━━━━━ Provided records ━━━━━
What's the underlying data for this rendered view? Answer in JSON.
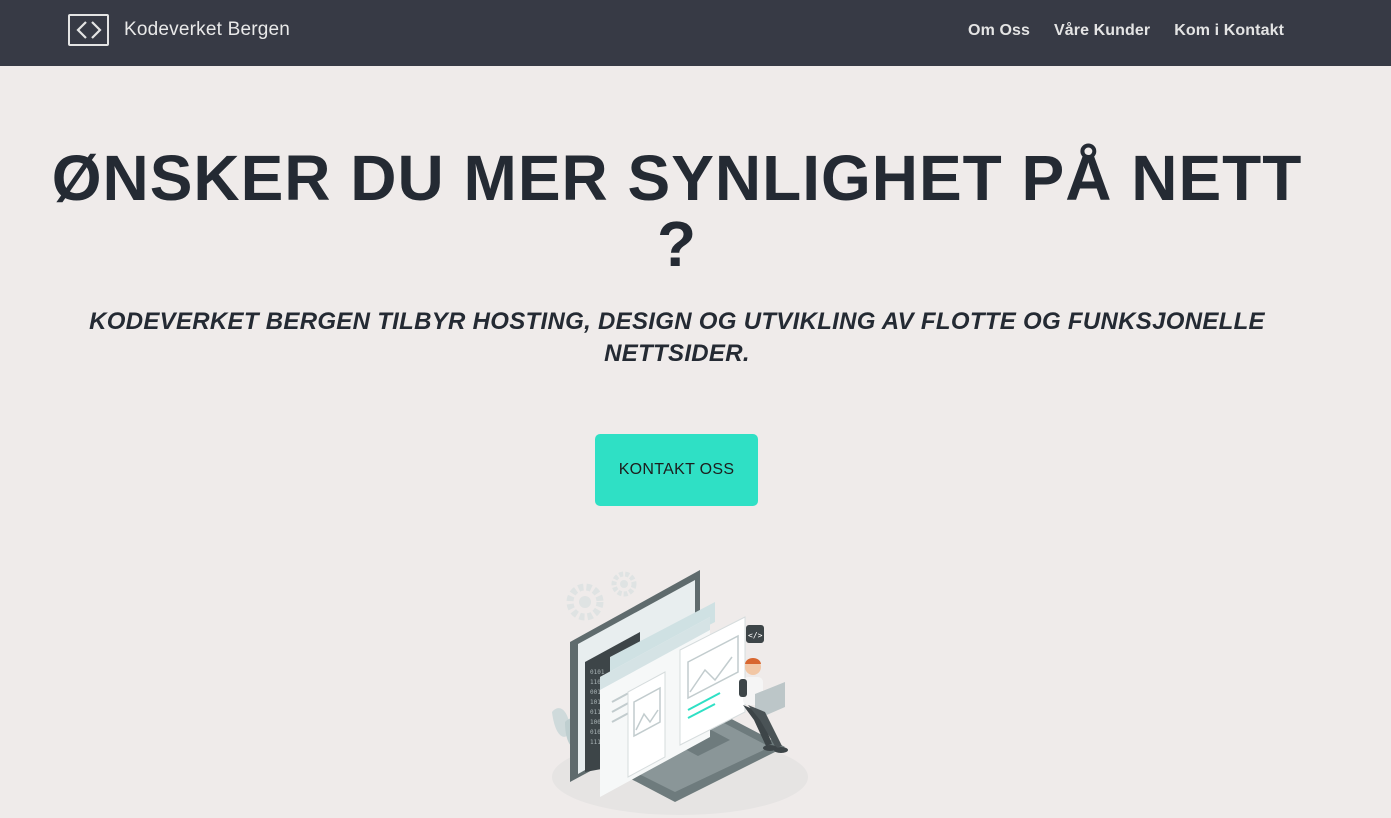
{
  "navbar": {
    "brand_icon": "code-brackets-icon",
    "brand_name": "Kodeverket Bergen",
    "links": [
      {
        "label": "Om Oss"
      },
      {
        "label": "Våre Kunder"
      },
      {
        "label": "Kom i Kontakt"
      }
    ]
  },
  "hero": {
    "title_line1": "ØNSKER DU MER SYNLIGHET PÅ NETT",
    "title_line2": "?",
    "subtitle": "KODEVERKET BERGEN TILBYR HOSTING, DESIGN OG UTVIKLING AV FLOTTE OG FUNKSJONELLE NETTSIDER.",
    "cta_label": "KONTAKT OSS",
    "illustration": "web-development-illustration"
  },
  "colors": {
    "navbar_bg": "#373a45",
    "page_bg": "#efebea",
    "accent": "#2fe0c5",
    "heading": "#242a33"
  }
}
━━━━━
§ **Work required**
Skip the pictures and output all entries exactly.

§ **Solved exercise**
What's the underlying data for this rendered view? Answer in JSON.
{
  "navbar": {
    "brand_icon": "code-brackets-icon",
    "brand_name": "Kodeverket Bergen",
    "links": [
      {
        "label": "Om Oss"
      },
      {
        "label": "Våre Kunder"
      },
      {
        "label": "Kom i Kontakt"
      }
    ]
  },
  "hero": {
    "title_line1": "ØNSKER DU MER SYNLIGHET PÅ NETT",
    "title_line2": "?",
    "subtitle": "KODEVERKET BERGEN TILBYR HOSTING, DESIGN OG UTVIKLING AV FLOTTE OG FUNKSJONELLE NETTSIDER.",
    "cta_label": "KONTAKT OSS",
    "illustration": "web-development-illustration"
  },
  "colors": {
    "navbar_bg": "#373a45",
    "page_bg": "#efebea",
    "accent": "#2fe0c5",
    "heading": "#242a33"
  }
}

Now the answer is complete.